The task: Search the records below for the string "Damen", and report each line that contains it.
[[ Material provided open ]]
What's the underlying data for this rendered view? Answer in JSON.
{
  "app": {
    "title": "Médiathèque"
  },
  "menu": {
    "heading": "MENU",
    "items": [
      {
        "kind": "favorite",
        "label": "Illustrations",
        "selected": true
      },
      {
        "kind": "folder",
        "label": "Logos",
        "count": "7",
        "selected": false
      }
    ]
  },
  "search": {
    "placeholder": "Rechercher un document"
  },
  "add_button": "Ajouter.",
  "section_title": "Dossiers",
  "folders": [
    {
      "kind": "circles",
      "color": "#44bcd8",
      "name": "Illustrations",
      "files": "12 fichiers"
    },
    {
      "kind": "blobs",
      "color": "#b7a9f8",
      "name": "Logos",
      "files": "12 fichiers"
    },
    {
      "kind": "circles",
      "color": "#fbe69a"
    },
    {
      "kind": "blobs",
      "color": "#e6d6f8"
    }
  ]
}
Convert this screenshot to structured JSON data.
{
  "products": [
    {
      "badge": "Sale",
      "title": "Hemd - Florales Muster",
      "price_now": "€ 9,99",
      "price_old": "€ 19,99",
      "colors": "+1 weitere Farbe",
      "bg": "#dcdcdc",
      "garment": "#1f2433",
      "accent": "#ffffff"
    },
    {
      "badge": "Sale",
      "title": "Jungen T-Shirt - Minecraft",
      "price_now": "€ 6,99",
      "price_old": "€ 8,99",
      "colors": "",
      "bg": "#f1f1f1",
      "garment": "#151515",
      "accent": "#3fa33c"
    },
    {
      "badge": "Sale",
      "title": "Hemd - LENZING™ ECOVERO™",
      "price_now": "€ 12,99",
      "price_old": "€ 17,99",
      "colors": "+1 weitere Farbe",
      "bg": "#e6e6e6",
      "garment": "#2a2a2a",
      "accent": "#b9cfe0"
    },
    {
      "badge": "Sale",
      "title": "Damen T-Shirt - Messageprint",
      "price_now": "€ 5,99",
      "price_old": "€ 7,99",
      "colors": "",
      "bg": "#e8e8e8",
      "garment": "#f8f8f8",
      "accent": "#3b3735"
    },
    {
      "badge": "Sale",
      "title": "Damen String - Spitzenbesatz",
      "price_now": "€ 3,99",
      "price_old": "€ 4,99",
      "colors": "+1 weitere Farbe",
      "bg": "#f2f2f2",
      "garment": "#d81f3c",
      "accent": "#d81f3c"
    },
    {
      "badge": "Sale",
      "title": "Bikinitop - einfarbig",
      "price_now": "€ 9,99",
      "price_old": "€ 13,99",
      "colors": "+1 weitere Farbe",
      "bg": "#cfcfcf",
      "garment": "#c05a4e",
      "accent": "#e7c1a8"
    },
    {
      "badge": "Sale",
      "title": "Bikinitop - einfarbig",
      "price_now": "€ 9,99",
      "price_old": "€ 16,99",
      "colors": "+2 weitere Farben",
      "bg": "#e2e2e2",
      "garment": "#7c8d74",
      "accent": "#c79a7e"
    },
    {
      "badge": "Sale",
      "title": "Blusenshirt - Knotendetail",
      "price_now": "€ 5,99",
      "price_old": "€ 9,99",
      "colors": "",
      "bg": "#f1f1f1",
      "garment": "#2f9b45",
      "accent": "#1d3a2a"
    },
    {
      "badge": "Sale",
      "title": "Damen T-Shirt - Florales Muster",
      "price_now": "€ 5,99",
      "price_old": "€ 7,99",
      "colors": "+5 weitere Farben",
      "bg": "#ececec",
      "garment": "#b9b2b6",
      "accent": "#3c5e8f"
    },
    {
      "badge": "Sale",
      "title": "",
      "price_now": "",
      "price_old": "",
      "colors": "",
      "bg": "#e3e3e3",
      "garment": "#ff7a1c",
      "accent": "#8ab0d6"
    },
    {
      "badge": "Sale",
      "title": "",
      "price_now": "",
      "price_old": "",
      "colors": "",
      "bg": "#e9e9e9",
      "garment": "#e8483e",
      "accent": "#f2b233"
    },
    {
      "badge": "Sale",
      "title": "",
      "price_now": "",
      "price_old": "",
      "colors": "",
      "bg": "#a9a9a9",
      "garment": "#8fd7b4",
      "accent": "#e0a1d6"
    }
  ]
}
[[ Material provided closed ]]
Exercise solution:
      "title": "Damen T-Shirt - Messageprint",
      "title": "Damen String - Spitzenbesatz",
      "title": "Damen T-Shirt - Florales Muster",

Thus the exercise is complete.